*** Material supplied Section Begins ***
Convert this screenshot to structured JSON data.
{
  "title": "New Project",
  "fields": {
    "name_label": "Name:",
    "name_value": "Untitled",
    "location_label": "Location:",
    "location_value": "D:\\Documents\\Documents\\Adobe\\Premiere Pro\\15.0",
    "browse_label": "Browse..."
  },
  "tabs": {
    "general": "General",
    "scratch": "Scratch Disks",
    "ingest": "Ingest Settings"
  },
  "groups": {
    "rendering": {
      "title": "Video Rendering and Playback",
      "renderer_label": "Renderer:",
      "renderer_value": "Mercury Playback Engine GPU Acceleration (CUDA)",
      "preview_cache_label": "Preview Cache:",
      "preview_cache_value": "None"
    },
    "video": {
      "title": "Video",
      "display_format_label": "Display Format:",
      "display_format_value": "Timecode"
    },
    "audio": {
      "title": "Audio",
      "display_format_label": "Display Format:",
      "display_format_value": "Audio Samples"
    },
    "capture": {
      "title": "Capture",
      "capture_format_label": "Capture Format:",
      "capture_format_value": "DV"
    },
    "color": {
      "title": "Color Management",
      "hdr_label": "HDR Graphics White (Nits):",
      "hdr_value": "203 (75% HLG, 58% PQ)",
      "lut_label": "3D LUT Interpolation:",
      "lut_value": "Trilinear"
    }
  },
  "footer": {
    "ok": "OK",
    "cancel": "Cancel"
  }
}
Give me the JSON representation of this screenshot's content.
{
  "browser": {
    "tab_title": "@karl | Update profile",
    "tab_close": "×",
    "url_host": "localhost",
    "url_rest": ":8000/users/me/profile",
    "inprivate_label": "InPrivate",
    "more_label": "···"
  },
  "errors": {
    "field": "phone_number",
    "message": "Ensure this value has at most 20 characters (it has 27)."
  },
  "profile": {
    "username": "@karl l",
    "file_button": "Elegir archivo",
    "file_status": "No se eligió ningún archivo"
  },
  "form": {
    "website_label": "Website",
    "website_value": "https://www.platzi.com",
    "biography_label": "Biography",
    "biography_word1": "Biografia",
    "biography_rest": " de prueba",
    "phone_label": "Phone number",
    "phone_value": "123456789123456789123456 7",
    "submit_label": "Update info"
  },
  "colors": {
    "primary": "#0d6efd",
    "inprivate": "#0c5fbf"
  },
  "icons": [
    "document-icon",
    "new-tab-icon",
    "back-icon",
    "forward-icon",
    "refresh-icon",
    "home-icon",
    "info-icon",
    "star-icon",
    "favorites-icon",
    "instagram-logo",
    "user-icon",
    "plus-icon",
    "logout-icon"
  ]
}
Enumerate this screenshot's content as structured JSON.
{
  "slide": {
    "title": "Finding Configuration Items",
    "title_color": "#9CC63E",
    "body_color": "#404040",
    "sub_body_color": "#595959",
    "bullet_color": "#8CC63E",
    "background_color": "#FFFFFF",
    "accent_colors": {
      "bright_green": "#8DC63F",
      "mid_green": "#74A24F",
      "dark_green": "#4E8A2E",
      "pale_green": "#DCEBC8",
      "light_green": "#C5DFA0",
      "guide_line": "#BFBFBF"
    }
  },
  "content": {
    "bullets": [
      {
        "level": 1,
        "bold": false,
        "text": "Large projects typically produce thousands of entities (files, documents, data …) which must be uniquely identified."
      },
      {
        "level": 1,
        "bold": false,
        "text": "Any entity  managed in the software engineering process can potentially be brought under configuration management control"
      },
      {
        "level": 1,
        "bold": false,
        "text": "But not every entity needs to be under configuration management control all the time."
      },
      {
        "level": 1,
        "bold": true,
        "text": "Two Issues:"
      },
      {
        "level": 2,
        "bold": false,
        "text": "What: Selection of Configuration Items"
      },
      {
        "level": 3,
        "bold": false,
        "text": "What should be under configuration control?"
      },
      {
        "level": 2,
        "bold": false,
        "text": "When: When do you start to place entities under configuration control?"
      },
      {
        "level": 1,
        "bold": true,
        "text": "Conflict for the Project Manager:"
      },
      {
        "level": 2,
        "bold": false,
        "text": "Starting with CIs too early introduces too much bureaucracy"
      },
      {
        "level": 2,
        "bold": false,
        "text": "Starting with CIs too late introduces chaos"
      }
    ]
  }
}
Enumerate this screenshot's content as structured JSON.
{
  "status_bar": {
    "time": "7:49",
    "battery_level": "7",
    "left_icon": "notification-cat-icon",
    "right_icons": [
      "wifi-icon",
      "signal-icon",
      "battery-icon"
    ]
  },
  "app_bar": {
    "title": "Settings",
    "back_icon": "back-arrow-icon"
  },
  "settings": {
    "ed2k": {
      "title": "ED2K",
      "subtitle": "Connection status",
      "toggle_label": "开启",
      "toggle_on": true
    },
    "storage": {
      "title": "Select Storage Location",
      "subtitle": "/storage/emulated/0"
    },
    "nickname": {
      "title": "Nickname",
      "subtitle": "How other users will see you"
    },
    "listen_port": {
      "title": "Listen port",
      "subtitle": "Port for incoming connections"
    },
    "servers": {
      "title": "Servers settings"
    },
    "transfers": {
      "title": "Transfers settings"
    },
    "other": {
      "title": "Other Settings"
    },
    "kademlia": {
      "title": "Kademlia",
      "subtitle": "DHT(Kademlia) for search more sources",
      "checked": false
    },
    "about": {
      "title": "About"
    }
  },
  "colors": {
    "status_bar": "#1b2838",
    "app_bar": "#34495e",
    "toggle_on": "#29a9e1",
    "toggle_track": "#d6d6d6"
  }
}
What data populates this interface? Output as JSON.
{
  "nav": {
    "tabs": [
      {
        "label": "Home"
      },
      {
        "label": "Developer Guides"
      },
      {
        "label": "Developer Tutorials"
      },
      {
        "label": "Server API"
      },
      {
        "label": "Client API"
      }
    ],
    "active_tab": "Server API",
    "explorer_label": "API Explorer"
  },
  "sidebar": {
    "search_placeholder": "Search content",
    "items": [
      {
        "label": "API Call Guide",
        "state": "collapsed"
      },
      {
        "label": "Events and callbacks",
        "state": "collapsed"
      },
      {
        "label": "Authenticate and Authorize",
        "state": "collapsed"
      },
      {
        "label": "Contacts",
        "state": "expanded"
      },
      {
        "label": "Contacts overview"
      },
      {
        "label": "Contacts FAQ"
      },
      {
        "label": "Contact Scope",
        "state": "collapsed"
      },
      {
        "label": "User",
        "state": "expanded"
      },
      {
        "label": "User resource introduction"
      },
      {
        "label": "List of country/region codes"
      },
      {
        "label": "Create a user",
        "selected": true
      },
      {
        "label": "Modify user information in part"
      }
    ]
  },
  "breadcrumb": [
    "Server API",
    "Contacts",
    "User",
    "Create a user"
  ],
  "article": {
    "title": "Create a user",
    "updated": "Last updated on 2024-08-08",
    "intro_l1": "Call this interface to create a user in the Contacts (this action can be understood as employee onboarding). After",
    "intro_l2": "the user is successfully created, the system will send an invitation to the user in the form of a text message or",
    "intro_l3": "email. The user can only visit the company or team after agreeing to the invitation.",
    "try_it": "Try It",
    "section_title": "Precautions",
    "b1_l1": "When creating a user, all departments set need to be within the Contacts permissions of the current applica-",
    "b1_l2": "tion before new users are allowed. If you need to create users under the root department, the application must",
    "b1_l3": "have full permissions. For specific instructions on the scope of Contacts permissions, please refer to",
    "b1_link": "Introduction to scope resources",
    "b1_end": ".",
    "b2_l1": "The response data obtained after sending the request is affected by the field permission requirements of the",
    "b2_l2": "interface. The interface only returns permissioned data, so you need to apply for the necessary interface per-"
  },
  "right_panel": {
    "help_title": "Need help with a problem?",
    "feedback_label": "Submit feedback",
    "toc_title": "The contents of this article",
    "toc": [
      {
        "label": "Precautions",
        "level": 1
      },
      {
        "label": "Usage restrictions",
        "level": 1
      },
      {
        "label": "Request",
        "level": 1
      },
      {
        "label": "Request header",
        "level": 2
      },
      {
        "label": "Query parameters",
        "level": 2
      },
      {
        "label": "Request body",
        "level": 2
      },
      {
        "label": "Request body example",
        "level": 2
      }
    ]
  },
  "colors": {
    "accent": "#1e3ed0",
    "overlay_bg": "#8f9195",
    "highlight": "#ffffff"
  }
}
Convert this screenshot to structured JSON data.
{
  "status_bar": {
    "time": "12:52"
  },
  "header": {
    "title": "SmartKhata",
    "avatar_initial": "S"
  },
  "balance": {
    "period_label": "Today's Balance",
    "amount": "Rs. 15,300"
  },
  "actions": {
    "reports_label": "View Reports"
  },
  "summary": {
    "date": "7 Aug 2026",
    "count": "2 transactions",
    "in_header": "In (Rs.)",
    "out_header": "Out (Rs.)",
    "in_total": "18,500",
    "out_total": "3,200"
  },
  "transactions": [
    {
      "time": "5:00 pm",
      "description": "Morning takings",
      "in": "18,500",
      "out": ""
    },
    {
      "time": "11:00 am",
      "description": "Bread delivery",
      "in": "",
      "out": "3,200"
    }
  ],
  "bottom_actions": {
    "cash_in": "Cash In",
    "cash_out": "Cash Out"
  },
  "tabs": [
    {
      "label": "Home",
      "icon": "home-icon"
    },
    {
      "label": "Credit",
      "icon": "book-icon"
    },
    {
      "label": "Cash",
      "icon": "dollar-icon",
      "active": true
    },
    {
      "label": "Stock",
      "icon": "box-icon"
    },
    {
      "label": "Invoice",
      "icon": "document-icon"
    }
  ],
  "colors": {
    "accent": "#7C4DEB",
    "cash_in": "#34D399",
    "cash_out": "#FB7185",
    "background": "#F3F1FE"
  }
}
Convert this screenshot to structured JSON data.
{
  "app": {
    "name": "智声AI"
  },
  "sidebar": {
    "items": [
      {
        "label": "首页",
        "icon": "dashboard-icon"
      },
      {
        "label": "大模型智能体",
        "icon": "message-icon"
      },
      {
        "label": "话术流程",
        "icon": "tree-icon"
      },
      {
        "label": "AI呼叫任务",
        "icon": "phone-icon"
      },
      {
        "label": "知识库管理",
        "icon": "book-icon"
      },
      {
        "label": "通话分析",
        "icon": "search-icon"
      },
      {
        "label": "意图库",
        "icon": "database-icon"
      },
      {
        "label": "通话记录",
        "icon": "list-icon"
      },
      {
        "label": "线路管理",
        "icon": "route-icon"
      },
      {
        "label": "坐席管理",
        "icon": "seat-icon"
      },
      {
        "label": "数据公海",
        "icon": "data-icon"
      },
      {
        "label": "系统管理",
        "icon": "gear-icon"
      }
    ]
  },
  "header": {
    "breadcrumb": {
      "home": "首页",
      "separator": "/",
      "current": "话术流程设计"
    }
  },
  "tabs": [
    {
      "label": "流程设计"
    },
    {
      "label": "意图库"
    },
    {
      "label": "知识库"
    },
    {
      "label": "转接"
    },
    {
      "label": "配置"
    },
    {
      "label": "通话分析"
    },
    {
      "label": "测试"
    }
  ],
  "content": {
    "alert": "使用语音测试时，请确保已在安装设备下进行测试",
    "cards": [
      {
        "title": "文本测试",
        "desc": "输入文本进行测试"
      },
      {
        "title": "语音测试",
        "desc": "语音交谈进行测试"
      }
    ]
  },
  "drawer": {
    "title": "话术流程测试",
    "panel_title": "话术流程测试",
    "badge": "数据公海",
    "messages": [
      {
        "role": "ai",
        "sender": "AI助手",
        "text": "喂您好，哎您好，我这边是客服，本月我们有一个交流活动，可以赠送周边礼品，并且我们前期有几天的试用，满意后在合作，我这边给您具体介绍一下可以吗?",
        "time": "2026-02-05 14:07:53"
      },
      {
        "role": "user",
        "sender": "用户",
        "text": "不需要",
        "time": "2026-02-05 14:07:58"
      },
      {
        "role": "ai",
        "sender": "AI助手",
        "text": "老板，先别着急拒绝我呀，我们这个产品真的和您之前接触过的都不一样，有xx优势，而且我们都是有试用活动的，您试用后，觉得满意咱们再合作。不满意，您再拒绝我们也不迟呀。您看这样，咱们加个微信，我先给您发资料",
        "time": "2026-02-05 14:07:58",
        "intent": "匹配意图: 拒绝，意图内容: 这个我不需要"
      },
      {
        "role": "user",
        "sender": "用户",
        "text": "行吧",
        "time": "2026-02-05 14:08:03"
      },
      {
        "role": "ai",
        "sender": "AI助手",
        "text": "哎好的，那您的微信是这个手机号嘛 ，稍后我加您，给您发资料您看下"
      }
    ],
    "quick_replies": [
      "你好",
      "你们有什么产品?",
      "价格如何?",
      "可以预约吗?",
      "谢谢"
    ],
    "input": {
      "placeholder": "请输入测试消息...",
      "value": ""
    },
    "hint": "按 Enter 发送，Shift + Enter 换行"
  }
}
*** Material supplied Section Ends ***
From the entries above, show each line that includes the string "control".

Output below:
        "text": "Any entity  managed in the software engineering process can potentially be brought under configuration management control"
        "text": "But not every entity needs to be under configuration management control all the time."
        "text": "What should be under configuration control?"
        "text": "When: When do you start to place entities under configuration control?"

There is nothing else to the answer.